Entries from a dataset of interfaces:
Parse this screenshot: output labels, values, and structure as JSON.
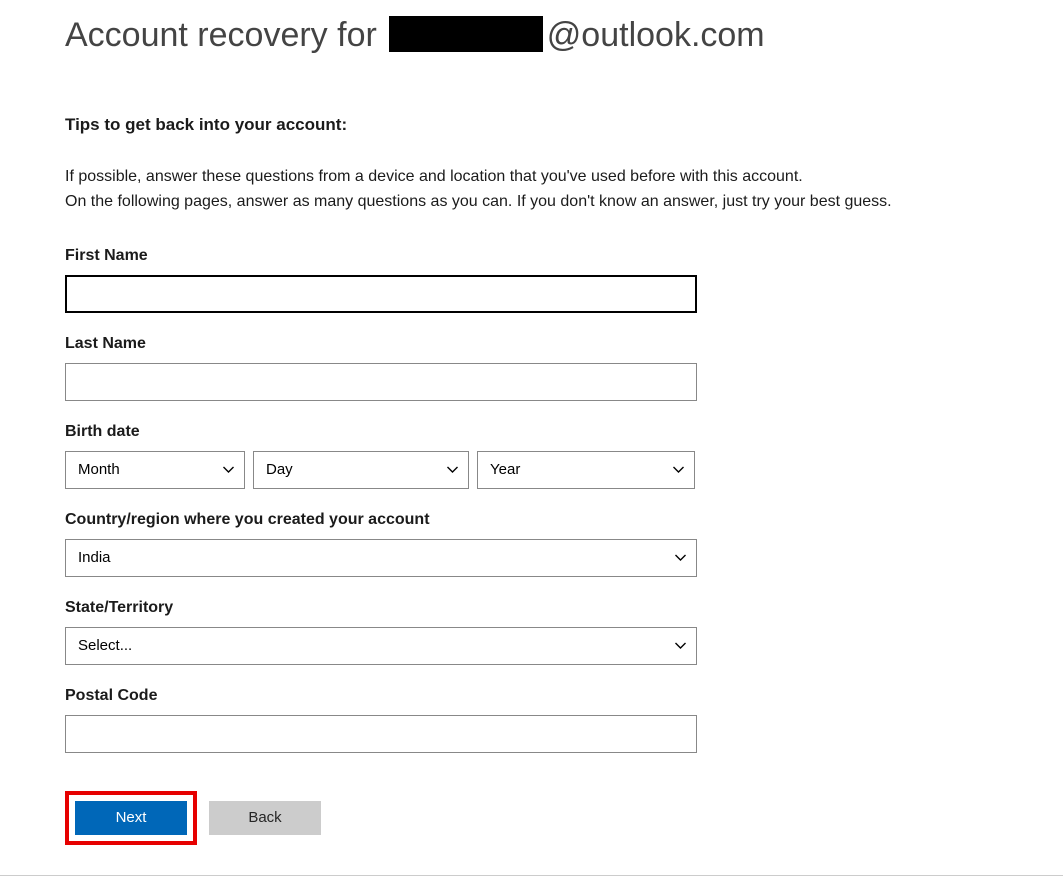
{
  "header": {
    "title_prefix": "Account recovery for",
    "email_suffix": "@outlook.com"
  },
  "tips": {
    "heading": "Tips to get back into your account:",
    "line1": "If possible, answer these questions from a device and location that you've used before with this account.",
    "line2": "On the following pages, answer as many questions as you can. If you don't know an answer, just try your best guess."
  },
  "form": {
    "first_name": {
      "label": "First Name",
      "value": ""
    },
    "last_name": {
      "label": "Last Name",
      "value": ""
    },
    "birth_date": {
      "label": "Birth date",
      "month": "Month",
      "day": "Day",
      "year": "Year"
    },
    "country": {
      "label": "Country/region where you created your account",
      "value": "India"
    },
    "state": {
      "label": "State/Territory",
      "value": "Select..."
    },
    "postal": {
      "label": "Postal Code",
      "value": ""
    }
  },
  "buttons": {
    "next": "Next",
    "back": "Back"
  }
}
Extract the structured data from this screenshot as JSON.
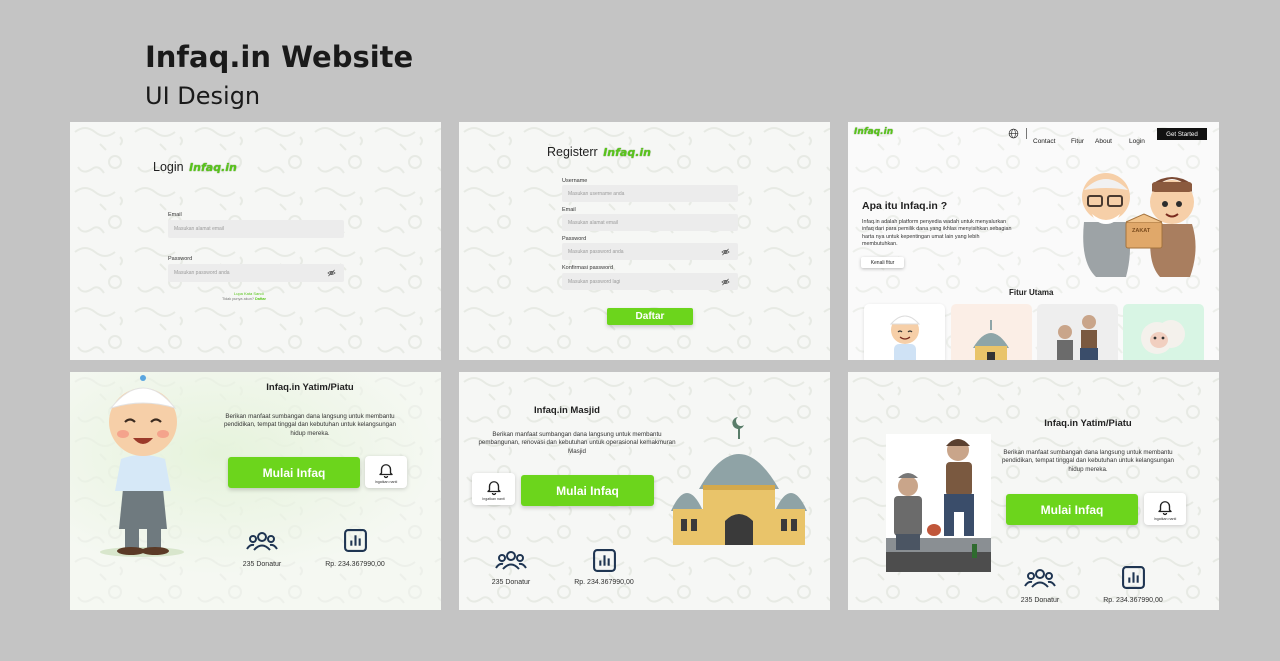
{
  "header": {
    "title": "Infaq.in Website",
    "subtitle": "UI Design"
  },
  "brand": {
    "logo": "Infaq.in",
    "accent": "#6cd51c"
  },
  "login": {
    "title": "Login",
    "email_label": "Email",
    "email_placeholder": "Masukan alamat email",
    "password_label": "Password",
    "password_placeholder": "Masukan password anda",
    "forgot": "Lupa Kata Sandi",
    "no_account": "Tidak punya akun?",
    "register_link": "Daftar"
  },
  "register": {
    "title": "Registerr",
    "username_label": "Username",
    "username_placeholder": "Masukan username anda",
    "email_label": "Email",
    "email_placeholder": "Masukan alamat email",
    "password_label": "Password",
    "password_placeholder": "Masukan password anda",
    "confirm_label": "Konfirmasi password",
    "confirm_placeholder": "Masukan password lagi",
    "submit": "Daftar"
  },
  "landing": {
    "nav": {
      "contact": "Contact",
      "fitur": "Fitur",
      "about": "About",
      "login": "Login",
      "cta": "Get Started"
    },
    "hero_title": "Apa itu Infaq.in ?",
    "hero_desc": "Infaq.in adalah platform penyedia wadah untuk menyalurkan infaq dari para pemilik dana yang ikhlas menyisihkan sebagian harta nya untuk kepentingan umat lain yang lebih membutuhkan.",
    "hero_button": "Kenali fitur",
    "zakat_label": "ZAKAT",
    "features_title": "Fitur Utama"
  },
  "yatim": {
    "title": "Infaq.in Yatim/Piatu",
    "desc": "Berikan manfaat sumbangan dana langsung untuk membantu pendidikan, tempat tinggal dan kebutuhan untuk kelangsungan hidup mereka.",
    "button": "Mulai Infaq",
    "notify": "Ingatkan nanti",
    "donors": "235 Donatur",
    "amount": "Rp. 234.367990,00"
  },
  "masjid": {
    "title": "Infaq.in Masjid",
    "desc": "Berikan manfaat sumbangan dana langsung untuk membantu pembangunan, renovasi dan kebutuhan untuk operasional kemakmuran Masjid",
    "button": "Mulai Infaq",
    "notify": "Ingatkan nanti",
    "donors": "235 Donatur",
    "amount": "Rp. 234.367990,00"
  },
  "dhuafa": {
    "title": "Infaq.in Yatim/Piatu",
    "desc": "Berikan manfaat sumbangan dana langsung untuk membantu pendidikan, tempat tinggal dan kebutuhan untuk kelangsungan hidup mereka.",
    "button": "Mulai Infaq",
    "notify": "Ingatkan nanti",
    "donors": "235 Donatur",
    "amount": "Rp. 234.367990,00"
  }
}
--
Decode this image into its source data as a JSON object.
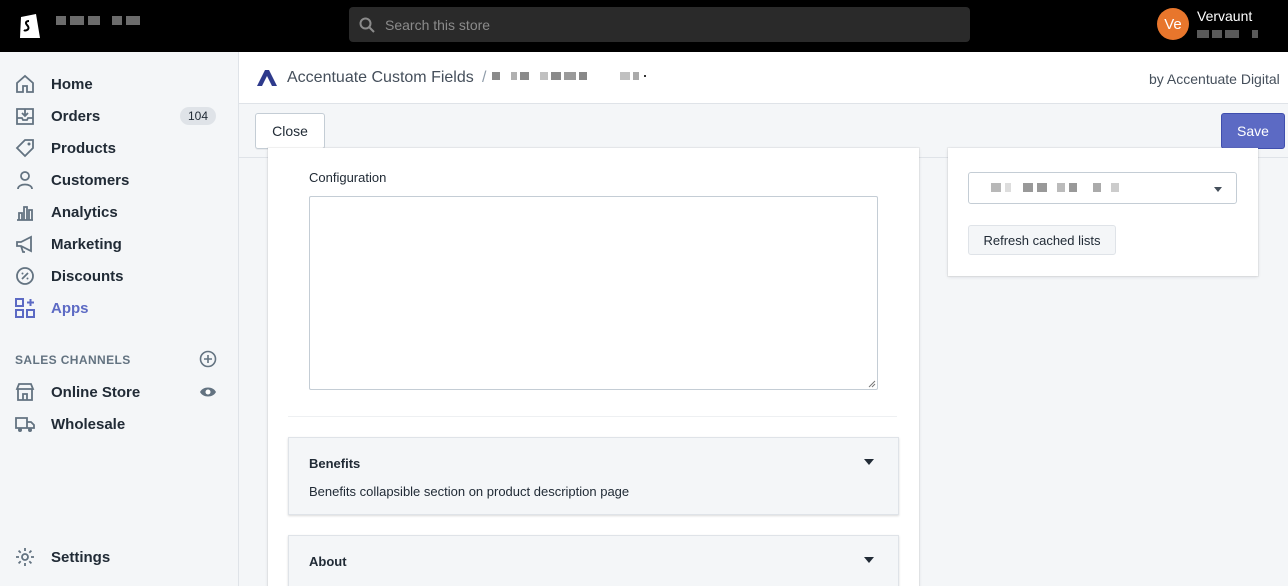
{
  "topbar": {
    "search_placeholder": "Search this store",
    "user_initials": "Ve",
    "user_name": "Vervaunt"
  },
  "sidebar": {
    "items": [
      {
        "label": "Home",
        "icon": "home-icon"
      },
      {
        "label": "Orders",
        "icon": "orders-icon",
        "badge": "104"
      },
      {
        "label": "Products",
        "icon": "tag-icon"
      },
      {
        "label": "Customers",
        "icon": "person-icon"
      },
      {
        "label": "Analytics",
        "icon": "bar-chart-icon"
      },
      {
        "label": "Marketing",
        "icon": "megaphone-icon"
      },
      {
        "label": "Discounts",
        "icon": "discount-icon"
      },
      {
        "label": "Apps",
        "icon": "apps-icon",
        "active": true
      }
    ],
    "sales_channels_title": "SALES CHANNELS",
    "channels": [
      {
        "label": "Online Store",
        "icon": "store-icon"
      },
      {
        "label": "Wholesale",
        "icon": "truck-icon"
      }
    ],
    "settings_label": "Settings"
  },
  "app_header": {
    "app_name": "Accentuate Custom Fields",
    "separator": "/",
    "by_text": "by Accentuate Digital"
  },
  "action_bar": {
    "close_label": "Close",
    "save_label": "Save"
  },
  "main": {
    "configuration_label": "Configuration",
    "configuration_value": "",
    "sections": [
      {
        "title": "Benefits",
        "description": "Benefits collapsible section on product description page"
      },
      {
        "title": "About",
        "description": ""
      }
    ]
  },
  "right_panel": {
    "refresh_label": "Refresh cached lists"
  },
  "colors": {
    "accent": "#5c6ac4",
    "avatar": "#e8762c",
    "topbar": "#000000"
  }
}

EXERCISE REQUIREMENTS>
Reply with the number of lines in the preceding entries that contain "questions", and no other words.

EXERCISE OUTPUT>
2